BEGIN

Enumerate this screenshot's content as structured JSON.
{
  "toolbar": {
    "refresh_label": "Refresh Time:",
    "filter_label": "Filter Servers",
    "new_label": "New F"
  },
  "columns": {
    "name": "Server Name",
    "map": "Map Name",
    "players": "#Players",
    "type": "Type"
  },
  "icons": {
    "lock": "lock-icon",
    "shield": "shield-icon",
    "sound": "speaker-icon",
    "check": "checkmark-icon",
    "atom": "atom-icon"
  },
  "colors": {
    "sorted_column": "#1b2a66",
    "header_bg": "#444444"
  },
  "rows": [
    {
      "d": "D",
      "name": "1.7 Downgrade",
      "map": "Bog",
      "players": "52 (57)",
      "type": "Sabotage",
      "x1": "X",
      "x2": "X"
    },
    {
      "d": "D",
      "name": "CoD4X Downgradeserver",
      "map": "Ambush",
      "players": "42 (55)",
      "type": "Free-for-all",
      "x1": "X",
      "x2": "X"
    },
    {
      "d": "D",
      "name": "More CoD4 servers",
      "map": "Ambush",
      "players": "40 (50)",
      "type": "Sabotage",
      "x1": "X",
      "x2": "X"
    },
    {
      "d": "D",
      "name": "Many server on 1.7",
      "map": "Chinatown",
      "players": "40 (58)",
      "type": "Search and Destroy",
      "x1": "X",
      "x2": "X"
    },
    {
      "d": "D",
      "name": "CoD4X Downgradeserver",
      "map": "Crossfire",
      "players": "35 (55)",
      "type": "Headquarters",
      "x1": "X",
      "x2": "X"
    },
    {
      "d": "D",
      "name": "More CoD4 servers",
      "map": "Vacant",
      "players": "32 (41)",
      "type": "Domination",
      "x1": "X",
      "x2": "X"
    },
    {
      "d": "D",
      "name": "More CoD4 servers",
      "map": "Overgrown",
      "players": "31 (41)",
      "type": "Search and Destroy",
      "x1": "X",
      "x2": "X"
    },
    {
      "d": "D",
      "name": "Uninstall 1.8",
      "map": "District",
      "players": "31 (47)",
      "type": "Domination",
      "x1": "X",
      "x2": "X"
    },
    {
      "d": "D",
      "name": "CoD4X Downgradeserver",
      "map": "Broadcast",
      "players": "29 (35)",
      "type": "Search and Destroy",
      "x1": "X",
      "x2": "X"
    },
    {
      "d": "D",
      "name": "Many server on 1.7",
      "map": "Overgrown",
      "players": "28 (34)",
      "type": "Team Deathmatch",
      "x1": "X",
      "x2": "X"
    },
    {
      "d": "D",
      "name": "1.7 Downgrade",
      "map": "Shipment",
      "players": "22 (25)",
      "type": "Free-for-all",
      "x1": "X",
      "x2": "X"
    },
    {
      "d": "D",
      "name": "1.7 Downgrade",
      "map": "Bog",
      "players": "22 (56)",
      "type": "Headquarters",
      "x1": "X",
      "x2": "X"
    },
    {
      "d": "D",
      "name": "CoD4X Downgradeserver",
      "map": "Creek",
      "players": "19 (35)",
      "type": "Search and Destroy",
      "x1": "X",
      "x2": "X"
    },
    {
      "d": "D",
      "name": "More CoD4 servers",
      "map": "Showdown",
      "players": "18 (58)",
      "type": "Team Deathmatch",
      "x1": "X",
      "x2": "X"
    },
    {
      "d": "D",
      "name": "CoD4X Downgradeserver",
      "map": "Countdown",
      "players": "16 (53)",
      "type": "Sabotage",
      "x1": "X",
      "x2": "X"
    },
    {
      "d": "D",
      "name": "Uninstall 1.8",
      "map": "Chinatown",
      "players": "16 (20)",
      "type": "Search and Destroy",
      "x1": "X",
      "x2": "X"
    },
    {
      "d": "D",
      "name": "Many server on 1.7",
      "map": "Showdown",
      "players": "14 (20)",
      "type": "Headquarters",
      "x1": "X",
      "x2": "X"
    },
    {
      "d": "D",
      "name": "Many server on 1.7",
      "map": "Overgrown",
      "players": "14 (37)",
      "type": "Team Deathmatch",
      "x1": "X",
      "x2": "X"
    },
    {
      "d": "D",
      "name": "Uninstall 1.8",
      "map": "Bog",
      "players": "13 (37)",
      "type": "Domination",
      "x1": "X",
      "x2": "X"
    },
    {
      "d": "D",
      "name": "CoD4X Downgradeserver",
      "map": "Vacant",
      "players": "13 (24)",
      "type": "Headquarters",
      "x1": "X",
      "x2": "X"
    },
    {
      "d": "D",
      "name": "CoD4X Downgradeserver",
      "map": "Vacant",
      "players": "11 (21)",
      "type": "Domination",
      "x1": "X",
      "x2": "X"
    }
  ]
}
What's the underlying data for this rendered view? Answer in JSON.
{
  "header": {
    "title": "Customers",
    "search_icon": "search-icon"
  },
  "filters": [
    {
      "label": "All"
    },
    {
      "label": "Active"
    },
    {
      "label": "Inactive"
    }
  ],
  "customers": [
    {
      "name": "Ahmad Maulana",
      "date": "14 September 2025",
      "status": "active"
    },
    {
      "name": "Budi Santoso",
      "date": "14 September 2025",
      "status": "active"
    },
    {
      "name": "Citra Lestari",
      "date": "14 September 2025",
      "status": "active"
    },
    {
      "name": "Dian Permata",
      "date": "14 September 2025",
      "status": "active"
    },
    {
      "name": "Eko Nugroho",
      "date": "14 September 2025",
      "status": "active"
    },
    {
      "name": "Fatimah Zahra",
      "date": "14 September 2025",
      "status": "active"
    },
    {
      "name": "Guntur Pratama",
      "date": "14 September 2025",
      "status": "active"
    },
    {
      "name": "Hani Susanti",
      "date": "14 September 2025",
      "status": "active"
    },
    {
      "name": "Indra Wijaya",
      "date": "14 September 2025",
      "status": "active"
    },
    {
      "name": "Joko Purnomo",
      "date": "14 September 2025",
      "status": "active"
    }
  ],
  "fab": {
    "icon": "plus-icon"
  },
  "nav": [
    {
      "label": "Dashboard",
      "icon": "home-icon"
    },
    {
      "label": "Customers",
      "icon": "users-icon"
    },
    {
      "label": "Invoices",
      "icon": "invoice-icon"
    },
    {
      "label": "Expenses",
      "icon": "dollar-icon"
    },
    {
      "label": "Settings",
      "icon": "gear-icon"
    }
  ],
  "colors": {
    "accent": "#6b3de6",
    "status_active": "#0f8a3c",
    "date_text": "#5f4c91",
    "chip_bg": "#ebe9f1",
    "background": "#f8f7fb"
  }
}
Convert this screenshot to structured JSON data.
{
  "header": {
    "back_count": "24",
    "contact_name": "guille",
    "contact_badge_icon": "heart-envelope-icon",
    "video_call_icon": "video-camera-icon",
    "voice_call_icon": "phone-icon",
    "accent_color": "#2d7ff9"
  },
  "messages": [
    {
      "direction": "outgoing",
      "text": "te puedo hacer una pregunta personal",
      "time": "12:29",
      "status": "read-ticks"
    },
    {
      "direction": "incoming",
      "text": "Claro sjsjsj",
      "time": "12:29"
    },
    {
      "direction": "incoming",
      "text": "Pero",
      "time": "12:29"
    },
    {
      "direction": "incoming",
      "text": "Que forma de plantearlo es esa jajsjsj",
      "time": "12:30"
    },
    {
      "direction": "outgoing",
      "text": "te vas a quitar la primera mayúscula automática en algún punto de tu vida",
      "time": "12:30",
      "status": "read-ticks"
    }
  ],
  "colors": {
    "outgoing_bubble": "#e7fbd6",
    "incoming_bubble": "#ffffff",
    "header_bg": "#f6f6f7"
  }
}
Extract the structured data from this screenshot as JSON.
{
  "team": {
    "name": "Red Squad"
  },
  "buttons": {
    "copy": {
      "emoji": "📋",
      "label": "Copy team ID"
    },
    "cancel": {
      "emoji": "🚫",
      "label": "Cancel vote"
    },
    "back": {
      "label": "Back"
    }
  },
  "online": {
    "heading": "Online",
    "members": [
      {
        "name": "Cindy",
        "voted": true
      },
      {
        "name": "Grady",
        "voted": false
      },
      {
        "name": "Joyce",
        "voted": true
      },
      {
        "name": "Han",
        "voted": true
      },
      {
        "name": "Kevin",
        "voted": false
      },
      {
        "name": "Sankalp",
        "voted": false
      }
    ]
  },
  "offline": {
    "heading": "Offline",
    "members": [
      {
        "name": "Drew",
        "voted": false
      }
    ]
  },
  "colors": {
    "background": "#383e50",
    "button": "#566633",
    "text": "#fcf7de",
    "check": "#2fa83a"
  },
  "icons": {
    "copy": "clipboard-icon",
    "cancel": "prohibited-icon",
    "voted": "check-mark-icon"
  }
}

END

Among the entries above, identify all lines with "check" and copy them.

    "check": "checkmark-icon",
    "check": "#2fa83a"
    "voted": "check-mark-icon"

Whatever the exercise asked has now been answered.